■ Problem statement
Print each entry precisely; exclude the pictures.

(Excerpts from a dataset)
━━━━
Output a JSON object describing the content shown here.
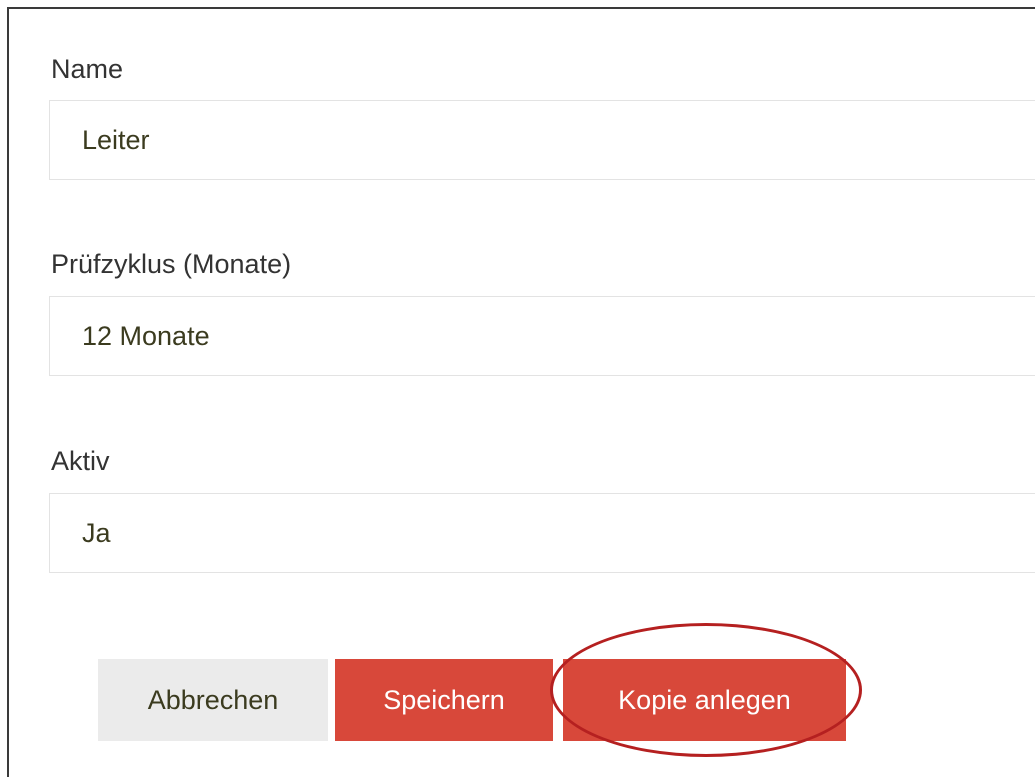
{
  "form": {
    "fields": [
      {
        "label": "Name",
        "value": "Leiter"
      },
      {
        "label": "Prüfzyklus (Monate)",
        "value": "12 Monate"
      },
      {
        "label": "Aktiv",
        "value": "Ja"
      }
    ]
  },
  "buttons": {
    "cancel": "Abbrechen",
    "save": "Speichern",
    "copy": "Kopie anlegen"
  },
  "colors": {
    "primary": "#d8483a",
    "secondary": "#ebebeb",
    "highlight": "#b52020",
    "value_text": "#3b3b1f"
  }
}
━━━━
■ Result below
Output a JSON object describing the content shown here.
{
  "form": {
    "fields": [
      {
        "label": "Name",
        "value": "Leiter"
      },
      {
        "label": "Prüfzyklus (Monate)",
        "value": "12 Monate"
      },
      {
        "label": "Aktiv",
        "value": "Ja"
      }
    ]
  },
  "buttons": {
    "cancel": "Abbrechen",
    "save": "Speichern",
    "copy": "Kopie anlegen"
  },
  "colors": {
    "primary": "#d8483a",
    "secondary": "#ebebeb",
    "highlight": "#b52020",
    "value_text": "#3b3b1f"
  }
}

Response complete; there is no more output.